The English adjective adept originates from the classical Latin adjective adeptus, to describe a person who has obtained knowledge of alchemy, magic and the occult.

The verb to adapt would appear superficially to have a quite different etymology, deriving from the Latin verb adaptāre. However in the description of the etymology the OED says 'to perhaps compare adept'

So what is the link between adept, adapt, adopt etc.? Is there a Latin scholar out there who understands this?

Etymology: < adapt v. or its etymon classical Latin adaptāre, by analogy with adjectives derived from Latin past participle stems which were identical to the verb stem, as e.g. content adj.2, distract adj., erect adj.; perhaps compare also adept adj. The past participle of classical Latin adaptāre is in fact adaptātus. Compare post-classical Latin adaptus (7th cent.; rare). Similar motivation may have determined the earlier formations adaption n., adaptly adv., adaptness n.; compare also adapted adj. (Oxford English Dictionary)


The common root is apt from which both adept and adapt derive, adoption seems to have a different origin:


  • early 15c. (implied in adapted) "to fit (something, for some purpose)," from Middle French adapter (14c.), from Latin adaptare "adjust," from ad- "to" (see ad-) + aptare "join," from aptus "fitted" (see apt). Meaning "to undergo modification so as to fit new circumstances" (intransitive) is from 1956. Related: Adapting.


  • "an expert," especially "one who is skilled in the secrets of anything," 1660s, from Latin adeptus (see adept (adj.)). The Latin adjective was used as a noun in this sense in Medieval Latin among alchemists.

Adept (adjective)

  • 1690s, "completely skilled" from Latin adeptus "having reached, attained," past participle of adipisci "to come up with, arrive at," figuratively "to attain to, acquire," from ad- "to" (see ad-) + apisci "grasp, attain," related to aptus "fitted" (see apt). Related: Adeptly.


  • mid-14c., "inclined, disposed;" late 14c., "suited, fitted, adapted," from Old French ate (13c., Modern French apte), or directly from Latin aptus "fit, suited," adjectival use of past participle of *apere "to attach, join, tie to," from PIE root *ap- (1) "to grasp, take, reach" (cognates: Sanskrit apnoti "he reaches," Latin apisci "to reach after, attain," Hittite epmi "I seize"). Elliptical sense of "becoming, appropriate" is from 1560s.


  • c.1500, a back-formation from adoption or else from Middle French adopter or directly from Latin adoptare "take by choice, choose for oneself, select, choose" (especially a child). Originally in English also of friends, fathers, citizens, etc.
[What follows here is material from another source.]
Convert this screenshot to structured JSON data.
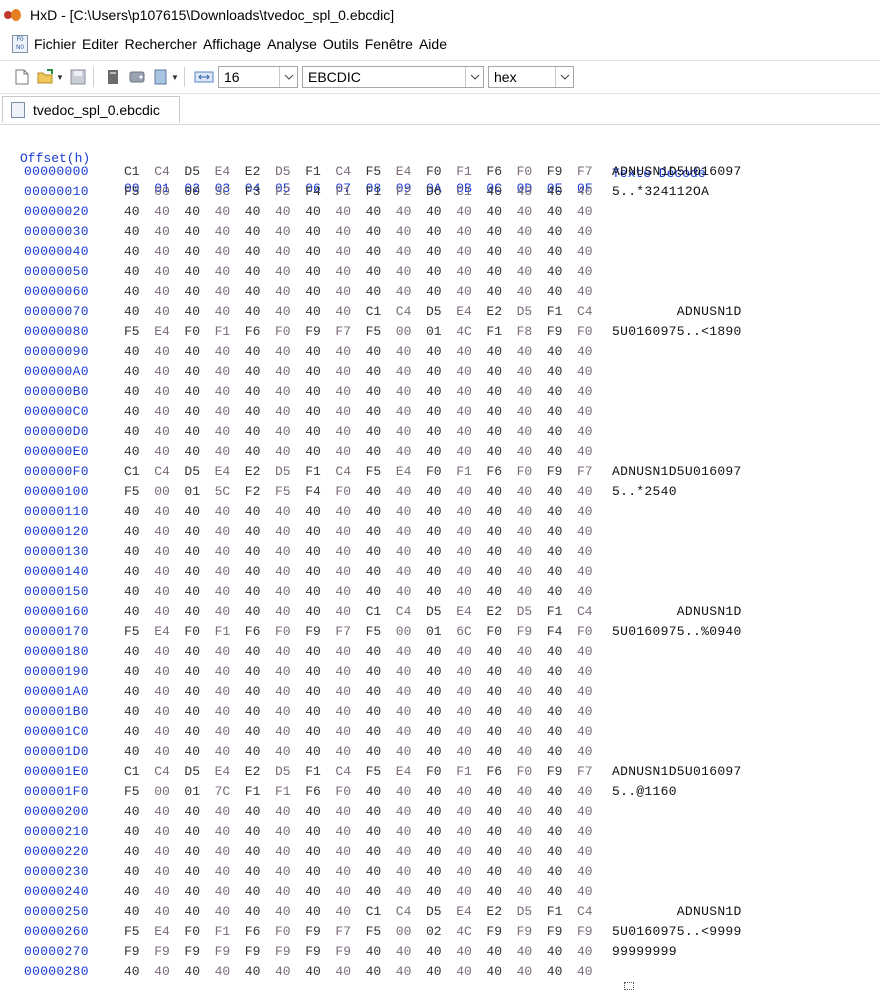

Sense of "to legally take as one's own child" and that of "to embrace, espouse" a practice, method, etc. are from c.1600.


  • 1
    +1. But I think you would find it interesting to take a look at the way the two words are described in the OED. They do not specifically make the connection with apt, though the classical Latin connections are close. I am wondering which source you used. was it Etymoline? – WS2 Mar 24 '15 at 0:29
  • Unluckily I don't have access to OED. Anyway the Latin roots they are referring to may be those of APT ( from Latin aptus "fit, suited," adjectival use of past participle of *apere "to attach, join, tie to) from which both terms derive!! – user66974 Mar 24 '15 at 8:51

Your Answer

By clicking “Post Your Answer”, you agree to our terms of service, privacy policy and cookie policy

Not the answer you're looking for? Browse other questions tagged or ask your own question.